A call for paid demonstrators at the Standing Rock protest campsite caught the eye of law enforcement and local North Dakota media outlets Wednesday.
A Craigslist ad posted early Wednesday morning asked for protesters who want to to be paid to meet at the West Acres Mall Friday and “shut it down.” The now deleted ad says the poster “cashed in” a 401k and “quit my job to fight for water.”
The post goes on to say the No Dakota Access Pipeline protests should expand to big cities like Fargo and Bismarck where a highway can be “shut down” and where “people will listen.”
The poster of the ad offers $1,000 to “anyone who proves they quit their job to protest full time” with the ad poster. Additionally the poster offers to cover travel and food expenses, and any adult who shows up on the first night will be given $50 in cash and $20 for each child brought with any protester to the demonstration.
“If you are BLM or anti Trump you will also get paid to join my protest,” the ad said, noting that they need bodies there. “Just tonight we shut down the Veterans bridge. Get involved people save mother earth.”
According to internal law enforcement documents obtained by The Daily Caller, the funding behind the protesters at Standing Rock comes from crowdfunding websites set up by different people who say they are affiliated with the various camps and sympathize with the Standing Rock Tribe.
“Both the Sacred Stone Camp and the Red Warrior Camp set up fundraising sites for general funds, legal funds, as well as Amazon Wish Lists for items needed to help the camps prepare for the winter. The Sacred Stone Camp’s general fund has raised more than $750,000 while the Red Warrior Camp’s general fund has raised nearly $50,000,” the document states in its executive summary.
Additionally, support groups including Winterize Water Protectors Camp and Stand for Standing Rock established fundraising pages to aid the protesters. Winterize Water Protectors Camp has raised almost $6,000, the documents say.
Stand for Standing Rock raised over $50,000 and posts reports on its website to show how the money is spent.
“Money raised from internet fundraising sites, the Standing Rock Sioux Tribe has received money from other tribes. The tribes that have donated money or supplies include the Agua Caliente Band of Cahuilla, Cherokee Nation, Confederated Tribes of Grand Ronde,” the document states.
“Eastern Band of Cherokee, and Snoqualmie Indians. Each of these tribes operate at least one casino. Non-profit groups active in the fight against Keystone XL and other pipeline projects have directed their followers to donate to the various online fundraisers.”
Morton County Commission Chairman Cody Schulz criticized the federal government for turning its back on county residents affected by the protests saying in a statement:
“The scope of the federal government’s inaction is breathtaking.
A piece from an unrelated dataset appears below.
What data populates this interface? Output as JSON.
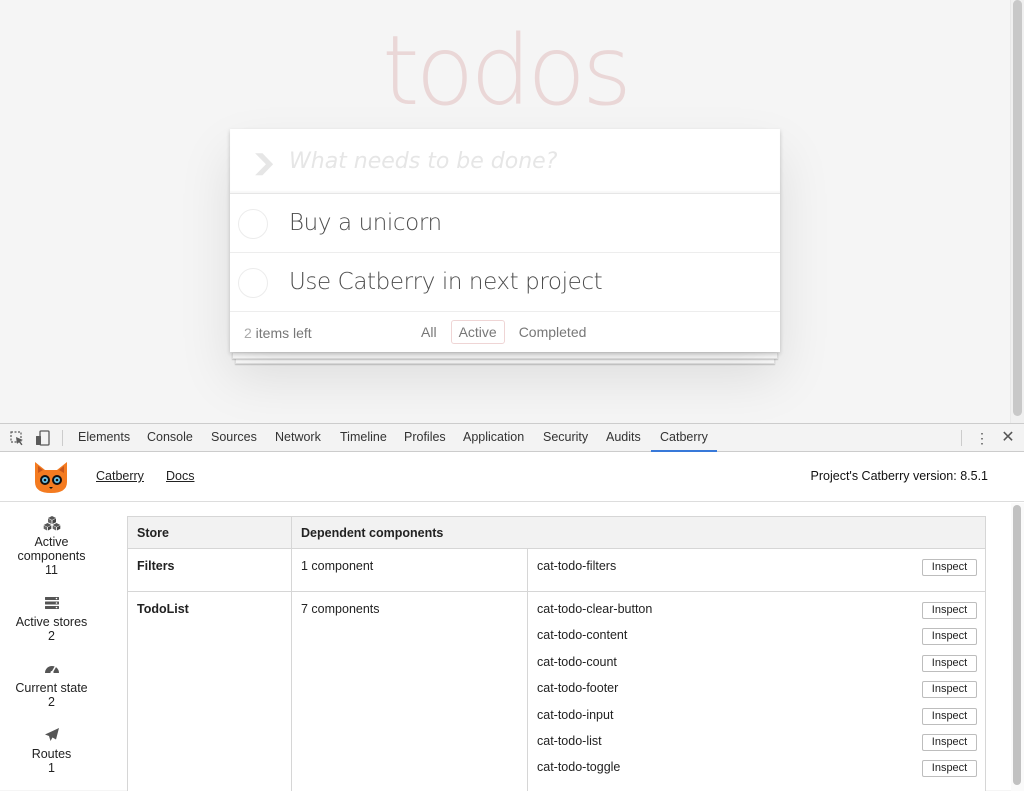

They have not only furthered the uncertainty of the situation and prolonged the outcome, but have at the same time refused law enforcement resources requested by the County and State to deal with a situation that is to a very large degree a federal issue,” said Schulz. “I find it more than a little hypocritical that the USACE and DOJ can stand up in a federal court and argue that all laws, regulations, rules, and policies were followed in their permitting of the project, and after a federal court agrees with them they backtrack and delay the final easement for more study.”
The protesters in North Dakota have been demonstrating against the oil pipeline since August. The protests have become increasingly violent and Schulz also responded to the US Army Corp of Engineers announcement to further delay a decision on granting or denying the easement needed for the Dakota Access Pipeline to finish drilling under Lake Oahe.
“I have stated before that further delay puts peoples’ safety, health and life on the line. While the violent faction within the protest group is a minority, it is a real threat to law enforcement. The things law enforcement have endured include being shot at, having Molotov cocktails, rocks, sticks, bottles, cans, and feces thrown at them, having buffalo stampeded at them, being spit on, and being verbally assaulted,” Schulz said, while also expressing concern for those in the protest camps staying safe in in winter conditions. “North Dakota winters are hard, and further delay by the federal government also prolongs people living in tents and teepees in harsh conditions. Our goal is to keep everyone safe, including protesters, and the federal government just continues to make that more difficult.”